Solar energy powers an entire island in American Samoa thanks to Tesla, SolarCity



Located over 4,000 miles from the west coast of the United States in the South Pacific Ocean, the island of Ta’u in American Samoa is powered almost entirely by the sun.

The island previously relied on diesel generators for power, but thanks to government funding and contributions from SolarCity and Tesla, the remote island operates on solar power, a cleaner and more cost-effective energy source.

Back in November, SolarCity announced in a blog post that a microgrid of 5,300 solar panels and over 60 battery packs had been completed on the island within a year’s time. The solar panels can generate 1.4 megawatts of energy, while Tesla Powerpacks provide 6 megawatt hours of battery storage. 

Unlike with diesel generators, which can lose power when powerful storms hammer the island, Ta’u’s microgrid is able to store energy for several days, which is a huge benefit to the island of nearly 600 people.

Located in the South Pacific, American Samoa will get the occasional encounter from a tropical cyclone. Most recently, Tropical Cyclone Tuni hit the island chain in November 2015, causing significant property and crop damage.

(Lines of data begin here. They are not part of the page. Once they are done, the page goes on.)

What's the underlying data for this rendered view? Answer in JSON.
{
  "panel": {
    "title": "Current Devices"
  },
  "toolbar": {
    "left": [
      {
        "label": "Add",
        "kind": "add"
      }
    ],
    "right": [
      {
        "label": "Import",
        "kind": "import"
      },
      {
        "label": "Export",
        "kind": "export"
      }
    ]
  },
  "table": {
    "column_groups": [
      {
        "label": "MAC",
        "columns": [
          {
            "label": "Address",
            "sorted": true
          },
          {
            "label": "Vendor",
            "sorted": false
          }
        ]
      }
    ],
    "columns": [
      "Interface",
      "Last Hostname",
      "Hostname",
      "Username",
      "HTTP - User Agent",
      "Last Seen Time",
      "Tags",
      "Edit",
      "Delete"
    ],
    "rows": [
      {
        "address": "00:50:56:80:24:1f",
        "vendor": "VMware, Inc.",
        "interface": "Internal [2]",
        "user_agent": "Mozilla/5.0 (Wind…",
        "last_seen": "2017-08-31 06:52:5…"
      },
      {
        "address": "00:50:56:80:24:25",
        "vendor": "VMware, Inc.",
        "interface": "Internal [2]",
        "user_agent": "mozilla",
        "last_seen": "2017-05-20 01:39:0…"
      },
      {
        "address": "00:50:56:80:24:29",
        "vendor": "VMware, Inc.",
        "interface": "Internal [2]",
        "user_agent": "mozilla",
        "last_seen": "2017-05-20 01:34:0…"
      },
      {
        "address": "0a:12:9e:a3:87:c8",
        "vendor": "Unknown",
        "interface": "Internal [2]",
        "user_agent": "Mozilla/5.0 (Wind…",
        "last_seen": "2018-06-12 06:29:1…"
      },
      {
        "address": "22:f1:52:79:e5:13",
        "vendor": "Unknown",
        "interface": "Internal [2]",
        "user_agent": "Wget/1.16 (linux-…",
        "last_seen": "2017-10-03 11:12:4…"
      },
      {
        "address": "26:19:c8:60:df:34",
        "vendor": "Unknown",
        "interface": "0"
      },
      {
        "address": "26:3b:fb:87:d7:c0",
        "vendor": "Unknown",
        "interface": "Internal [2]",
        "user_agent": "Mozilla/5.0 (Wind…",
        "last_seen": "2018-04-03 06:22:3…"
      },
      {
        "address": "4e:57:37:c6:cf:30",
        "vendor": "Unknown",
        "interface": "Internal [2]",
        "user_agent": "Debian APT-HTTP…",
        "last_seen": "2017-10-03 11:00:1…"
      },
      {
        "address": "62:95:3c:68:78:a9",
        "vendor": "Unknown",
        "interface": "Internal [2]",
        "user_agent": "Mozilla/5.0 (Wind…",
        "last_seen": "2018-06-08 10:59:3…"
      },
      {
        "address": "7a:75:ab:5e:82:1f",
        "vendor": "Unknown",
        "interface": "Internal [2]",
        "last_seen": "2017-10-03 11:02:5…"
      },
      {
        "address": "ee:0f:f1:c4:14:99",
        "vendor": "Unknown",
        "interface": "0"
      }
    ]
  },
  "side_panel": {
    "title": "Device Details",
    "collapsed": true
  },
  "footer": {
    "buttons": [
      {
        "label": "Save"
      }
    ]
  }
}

American Samoa has a wet, tropical climate, with over 120 inches of rain falling per year, said AccuWeather Meteorologist Jim Andrews.

However, while solar panels are most effective in direct sunlight, they can still function when it’s cloudy. Rain can be beneficial in that it helps keep panels operating efficiently by washing away dirt or dust, the Solar Energy Industries Association states.

The region still gets plenty of sunshine. Island resident Keith Ahsoon, whose family owns several stores on the island, told SolarCity that “it’s always sunny out here” and being able to retain the sun’s energy and not lose power will allow him to sleep “a lot more comfortably at night.”

The Environmental Protection Agency, Department of Interior and American Samoa Power Authority, which operates the system, funded the project. The island was chosen as part of an initiative by the Manu’a islands, which include Ta’u, to become fully free of fossil fuel-generated electricity. 

According to SolarCity, the project will offset the use of more than 109,500 gallons of diesel per year.

Ahsoon has seen the effects of climate change firsthand and said this endeavor will help lessen the carbon footprint around the world.

“Beach erosions and other noticeable changes are a part of life here. It’s a serious problem, and this project will hopefully set a good example for everyone else to follow,” said Ahsoon.